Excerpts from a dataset
_ _ _ _ _

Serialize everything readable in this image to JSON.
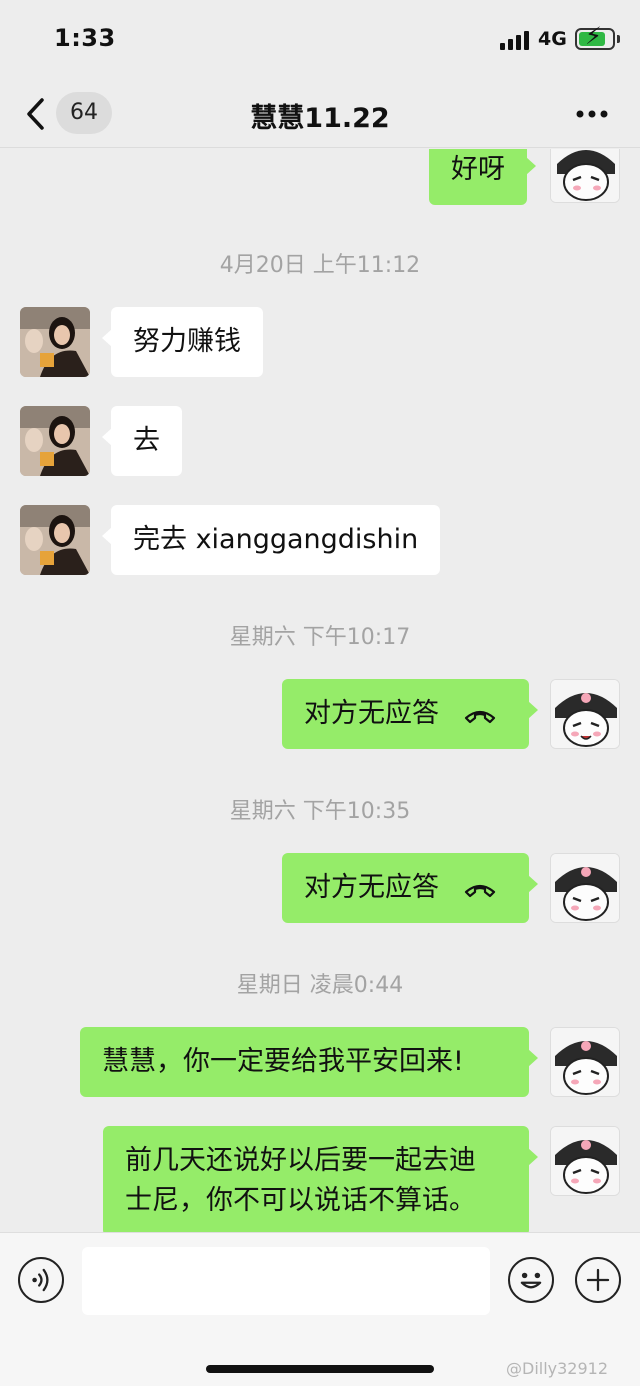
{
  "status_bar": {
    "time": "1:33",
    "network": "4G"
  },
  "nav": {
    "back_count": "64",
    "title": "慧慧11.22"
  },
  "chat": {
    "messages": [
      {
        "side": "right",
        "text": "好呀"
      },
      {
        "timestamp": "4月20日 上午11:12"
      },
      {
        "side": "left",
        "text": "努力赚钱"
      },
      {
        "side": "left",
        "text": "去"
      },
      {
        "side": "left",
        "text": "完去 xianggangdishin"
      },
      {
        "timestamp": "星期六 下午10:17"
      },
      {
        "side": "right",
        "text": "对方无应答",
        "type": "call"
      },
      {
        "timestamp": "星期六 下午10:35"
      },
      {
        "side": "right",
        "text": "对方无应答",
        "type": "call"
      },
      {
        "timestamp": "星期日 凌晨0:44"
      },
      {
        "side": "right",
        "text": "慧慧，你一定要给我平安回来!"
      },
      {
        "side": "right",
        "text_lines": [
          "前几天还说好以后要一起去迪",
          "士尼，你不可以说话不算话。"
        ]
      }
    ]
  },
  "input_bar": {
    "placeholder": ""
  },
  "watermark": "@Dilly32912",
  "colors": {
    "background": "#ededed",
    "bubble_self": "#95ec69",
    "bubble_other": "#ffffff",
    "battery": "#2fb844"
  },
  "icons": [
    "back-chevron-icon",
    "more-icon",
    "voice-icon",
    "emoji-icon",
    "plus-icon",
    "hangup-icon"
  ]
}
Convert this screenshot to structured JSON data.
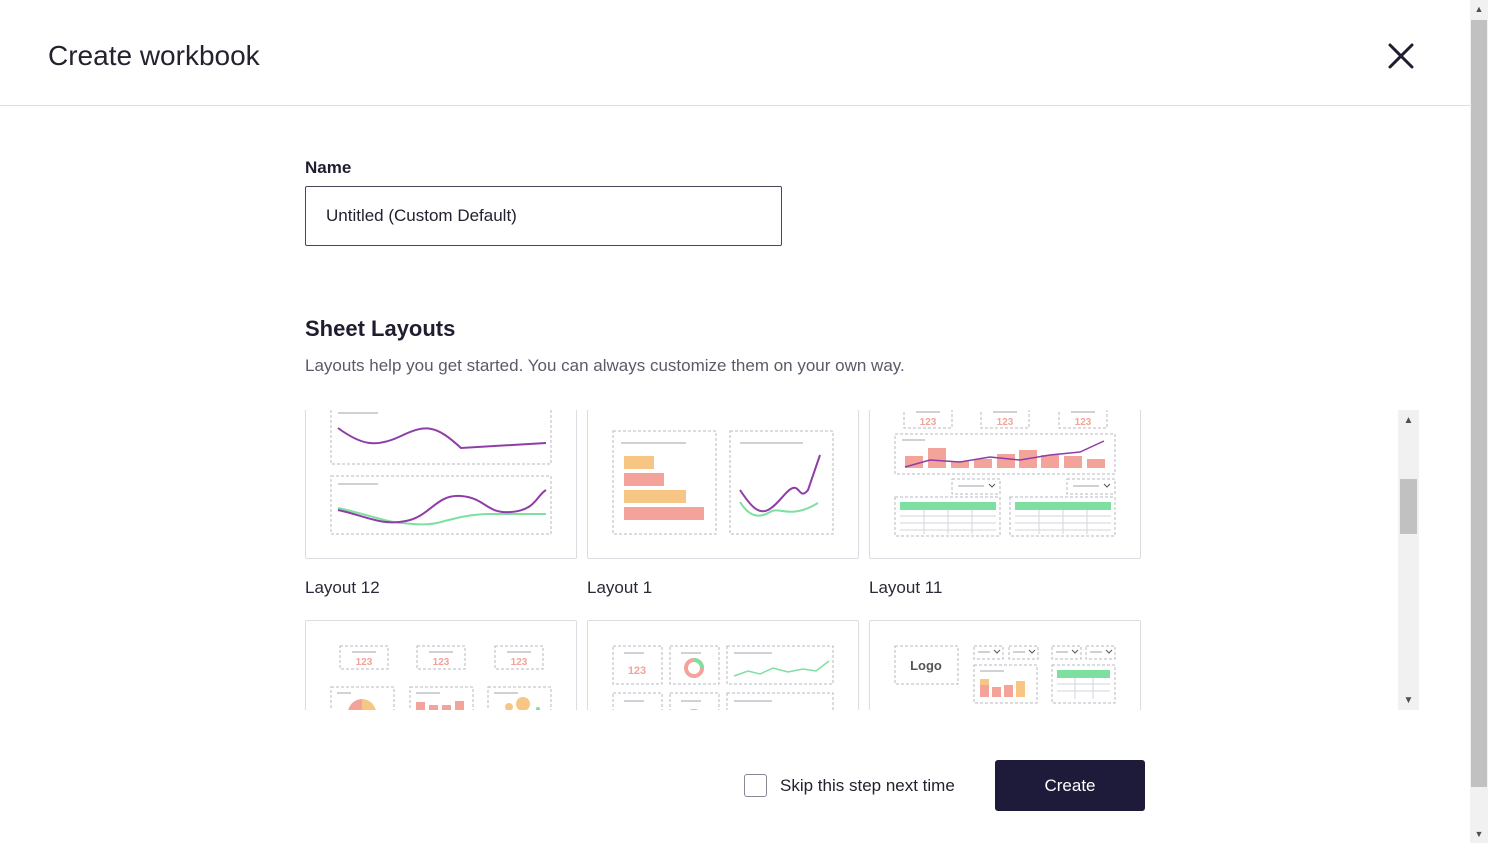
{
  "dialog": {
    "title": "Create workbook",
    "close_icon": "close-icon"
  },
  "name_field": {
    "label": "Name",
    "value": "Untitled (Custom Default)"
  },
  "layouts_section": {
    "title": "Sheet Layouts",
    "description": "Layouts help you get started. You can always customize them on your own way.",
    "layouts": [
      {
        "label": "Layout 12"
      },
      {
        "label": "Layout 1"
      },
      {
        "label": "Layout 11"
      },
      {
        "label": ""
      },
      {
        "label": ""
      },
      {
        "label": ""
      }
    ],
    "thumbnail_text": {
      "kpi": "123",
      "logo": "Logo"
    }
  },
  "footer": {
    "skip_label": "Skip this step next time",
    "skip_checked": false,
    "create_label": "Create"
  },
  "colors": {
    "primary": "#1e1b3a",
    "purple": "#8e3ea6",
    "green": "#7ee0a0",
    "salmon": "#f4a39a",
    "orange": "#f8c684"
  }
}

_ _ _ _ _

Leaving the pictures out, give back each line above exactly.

> Completed exercise:
Serialize everything readable in this image to JSON.
{
  "status_bar": {
    "time": "1:33",
    "network": "4G"
  },
  "nav": {
    "back_count": "64",
    "title": "慧慧11.22"
  },
  "chat": {
    "messages": [
      {
        "side": "right",
        "text": "好呀"
      },
      {
        "timestamp": "4月20日 上午11:12"
      },
      {
        "side": "left",
        "text": "努力赚钱"
      },
      {
        "side": "left",
        "text": "去"
      },
      {
        "side": "left",
        "text": "完去 xianggangdishin"
      },
      {
        "timestamp": "星期六 下午10:17"
      },
      {
        "side": "right",
        "text": "对方无应答",
        "type": "call"
      },
      {
        "timestamp": "星期六 下午10:35"
      },
      {
        "side": "right",
        "text": "对方无应答",
        "type": "call"
      },
      {
        "timestamp": "星期日 凌晨0:44"
      },
      {
        "side": "right",
        "text": "慧慧，你一定要给我平安回来!"
      },
      {
        "side": "right",
        "text_lines": [
          "前几天还说好以后要一起去迪",
          "士尼，你不可以说话不算话。"
        ]
      }
    ]
  },
  "input_bar": {
    "placeholder": ""
  },
  "watermark": "@Dilly32912",
  "colors": {
    "background": "#ededed",
    "bubble_self": "#95ec69",
    "bubble_other": "#ffffff",
    "battery": "#2fb844"
  },
  "icons": [
    "back-chevron-icon",
    "more-icon",
    "voice-icon",
    "emoji-icon",
    "plus-icon",
    "hangup-icon"
  ]
}
Convert this screenshot to structured JSON data.
{
  "dialog": {
    "title": "Create workbook",
    "close_icon": "close-icon"
  },
  "name_field": {
    "label": "Name",
    "value": "Untitled (Custom Default)"
  },
  "layouts_section": {
    "title": "Sheet Layouts",
    "description": "Layouts help you get started. You can always customize them on your own way.",
    "layouts": [
      {
        "label": "Layout 12"
      },
      {
        "label": "Layout 1"
      },
      {
        "label": "Layout 11"
      },
      {
        "label": ""
      },
      {
        "label": ""
      },
      {
        "label": ""
      }
    ],
    "thumbnail_text": {
      "kpi": "123",
      "logo": "Logo"
    }
  },
  "footer": {
    "skip_label": "Skip this step next time",
    "skip_checked": false,
    "create_label": "Create"
  },
  "colors": {
    "primary": "#1e1b3a",
    "purple": "#8e3ea6",
    "green": "#7ee0a0",
    "salmon": "#f4a39a",
    "orange": "#f8c684"
  }
}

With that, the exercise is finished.